(Website and app data records)
____

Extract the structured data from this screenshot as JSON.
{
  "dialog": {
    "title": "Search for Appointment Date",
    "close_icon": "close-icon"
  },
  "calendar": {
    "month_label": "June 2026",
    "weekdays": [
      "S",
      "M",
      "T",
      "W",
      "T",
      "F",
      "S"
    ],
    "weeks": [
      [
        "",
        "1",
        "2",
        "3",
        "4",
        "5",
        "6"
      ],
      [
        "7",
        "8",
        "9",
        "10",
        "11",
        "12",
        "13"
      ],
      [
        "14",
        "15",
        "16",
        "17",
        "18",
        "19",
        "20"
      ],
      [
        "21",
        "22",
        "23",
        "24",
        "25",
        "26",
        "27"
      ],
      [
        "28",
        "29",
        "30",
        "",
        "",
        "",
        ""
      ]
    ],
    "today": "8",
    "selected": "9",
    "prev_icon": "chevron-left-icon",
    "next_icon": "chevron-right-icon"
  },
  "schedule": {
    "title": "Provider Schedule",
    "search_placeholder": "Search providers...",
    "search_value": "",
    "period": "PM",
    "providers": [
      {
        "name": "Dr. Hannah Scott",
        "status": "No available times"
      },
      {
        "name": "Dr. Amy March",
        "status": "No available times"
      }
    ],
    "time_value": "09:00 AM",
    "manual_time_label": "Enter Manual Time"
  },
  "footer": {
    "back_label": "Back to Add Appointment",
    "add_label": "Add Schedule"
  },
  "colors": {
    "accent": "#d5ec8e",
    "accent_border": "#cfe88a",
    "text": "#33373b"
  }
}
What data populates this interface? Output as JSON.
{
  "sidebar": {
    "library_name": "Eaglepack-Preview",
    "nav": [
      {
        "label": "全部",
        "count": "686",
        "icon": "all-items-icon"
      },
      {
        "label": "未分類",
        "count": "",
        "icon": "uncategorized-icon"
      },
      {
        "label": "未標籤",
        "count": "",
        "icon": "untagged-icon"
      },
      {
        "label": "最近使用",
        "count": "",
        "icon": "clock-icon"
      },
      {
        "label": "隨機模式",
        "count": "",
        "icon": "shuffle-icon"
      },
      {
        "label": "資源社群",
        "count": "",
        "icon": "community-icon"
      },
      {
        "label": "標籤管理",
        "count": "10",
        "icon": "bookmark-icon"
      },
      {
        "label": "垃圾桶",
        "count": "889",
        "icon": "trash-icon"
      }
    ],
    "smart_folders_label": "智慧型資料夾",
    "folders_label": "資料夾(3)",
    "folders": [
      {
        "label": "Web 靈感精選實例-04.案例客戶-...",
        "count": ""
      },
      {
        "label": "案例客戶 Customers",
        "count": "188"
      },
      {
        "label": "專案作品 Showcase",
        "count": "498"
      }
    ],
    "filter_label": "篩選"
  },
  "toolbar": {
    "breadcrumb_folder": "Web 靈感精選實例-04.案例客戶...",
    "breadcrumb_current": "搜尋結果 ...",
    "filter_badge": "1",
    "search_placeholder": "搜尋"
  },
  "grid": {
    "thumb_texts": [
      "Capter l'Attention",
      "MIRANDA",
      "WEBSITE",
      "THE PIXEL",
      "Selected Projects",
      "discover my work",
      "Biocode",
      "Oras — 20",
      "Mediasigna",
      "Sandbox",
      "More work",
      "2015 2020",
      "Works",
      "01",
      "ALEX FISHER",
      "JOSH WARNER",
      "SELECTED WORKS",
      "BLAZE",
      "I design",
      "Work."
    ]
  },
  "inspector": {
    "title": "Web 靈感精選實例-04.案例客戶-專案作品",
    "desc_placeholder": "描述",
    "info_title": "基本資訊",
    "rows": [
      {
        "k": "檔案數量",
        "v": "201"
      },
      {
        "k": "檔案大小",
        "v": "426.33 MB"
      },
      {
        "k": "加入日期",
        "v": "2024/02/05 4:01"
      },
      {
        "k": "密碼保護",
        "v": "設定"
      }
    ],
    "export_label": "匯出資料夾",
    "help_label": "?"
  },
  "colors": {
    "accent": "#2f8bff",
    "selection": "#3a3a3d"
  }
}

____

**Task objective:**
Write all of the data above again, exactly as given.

**Expected output:**
Extract the structured data from this screenshot as JSON.
{
  "dialog": {
    "title": "Search for Appointment Date",
    "close_icon": "close-icon"
  },
  "calendar": {
    "month_label": "June 2026",
    "weekdays": [
      "S",
      "M",
      "T",
      "W",
      "T",
      "F",
      "S"
    ],
    "weeks": [
      [
        "",
        "1",
        "2",
        "3",
        "4",
        "5",
        "6"
      ],
      [
        "7",
        "8",
        "9",
        "10",
        "11",
        "12",
        "13"
      ],
      [
        "14",
        "15",
        "16",
        "17",
        "18",
        "19",
        "20"
      ],
      [
        "21",
        "22",
        "23",
        "24",
        "25",
        "26",
        "27"
      ],
      [
        "28",
        "29",
        "30",
        "",
        "",
        "",
        ""
      ]
    ],
    "today": "8",
    "selected": "9",
    "prev_icon": "chevron-left-icon",
    "next_icon": "chevron-right-icon"
  },
  "schedule": {
    "title": "Provider Schedule",
    "search_placeholder": "Search providers...",
    "search_value": "",
    "period": "PM",
    "providers": [
      {
        "name": "Dr. Hannah Scott",
        "status": "No available times"
      },
      {
        "name": "Dr. Amy March",
        "status": "No available times"
      }
    ],
    "time_value": "09:00 AM",
    "manual_time_label": "Enter Manual Time"
  },
  "footer": {
    "back_label": "Back to Add Appointment",
    "add_label": "Add Schedule"
  },
  "colors": {
    "accent": "#d5ec8e",
    "accent_border": "#cfe88a",
    "text": "#33373b"
  }
}
What data populates this interface? Output as JSON.
{
  "sidebar": {
    "library_name": "Eaglepack-Preview",
    "nav": [
      {
        "label": "全部",
        "count": "686",
        "icon": "all-items-icon"
      },
      {
        "label": "未分類",
        "count": "",
        "icon": "uncategorized-icon"
      },
      {
        "label": "未標籤",
        "count": "",
        "icon": "untagged-icon"
      },
      {
        "label": "最近使用",
        "count": "",
        "icon": "clock-icon"
      },
      {
        "label": "隨機模式",
        "count": "",
        "icon": "shuffle-icon"
      },
      {
        "label": "資源社群",
        "count": "",
        "icon": "community-icon"
      },
      {
        "label": "標籤管理",
        "count": "10",
        "icon": "bookmark-icon"
      },
      {
        "label": "垃圾桶",
        "count": "889",
        "icon": "trash-icon"
      }
    ],
    "smart_folders_label": "智慧型資料夾",
    "folders_label": "資料夾(3)",
    "folders": [
      {
        "label": "Web 靈感精選實例-04.案例客戶-...",
        "count": ""
      },
      {
        "label": "案例客戶 Customers",
        "count": "188"
      },
      {
        "label": "專案作品 Showcase",
        "count": "498"
      }
    ],
    "filter_label": "篩選"
  },
  "toolbar": {
    "breadcrumb_folder": "Web 靈感精選實例-04.案例客戶...",
    "breadcrumb_current": "搜尋結果 ...",
    "filter_badge": "1",
    "search_placeholder": "搜尋"
  },
  "grid": {
    "thumb_texts": [
      "Capter l'Attention",
      "MIRANDA",
      "WEBSITE",
      "THE PIXEL",
      "Selected Projects",
      "discover my work",
      "Biocode",
      "Oras — 20",
      "Mediasigna",
      "Sandbox",
      "More work",
      "2015 2020",
      "Works",
      "01",
      "ALEX FISHER",
      "JOSH WARNER",
      "SELECTED WORKS",
      "BLAZE",
      "I design",
      "Work."
    ]
  },
  "inspector": {
    "title": "Web 靈感精選實例-04.案例客戶-專案作品",
    "desc_placeholder": "描述",
    "info_title": "基本資訊",
    "rows": [
      {
        "k": "檔案數量",
        "v": "201"
      },
      {
        "k": "檔案大小",
        "v": "426.33 MB"
      },
      {
        "k": "加入日期",
        "v": "2024/02/05 4:01"
      },
      {
        "k": "密碼保護",
        "v": "設定"
      }
    ],
    "export_label": "匯出資料夾",
    "help_label": "?"
  },
  "colors": {
    "accent": "#2f8bff",
    "selection": "#3a3a3d"
  }
}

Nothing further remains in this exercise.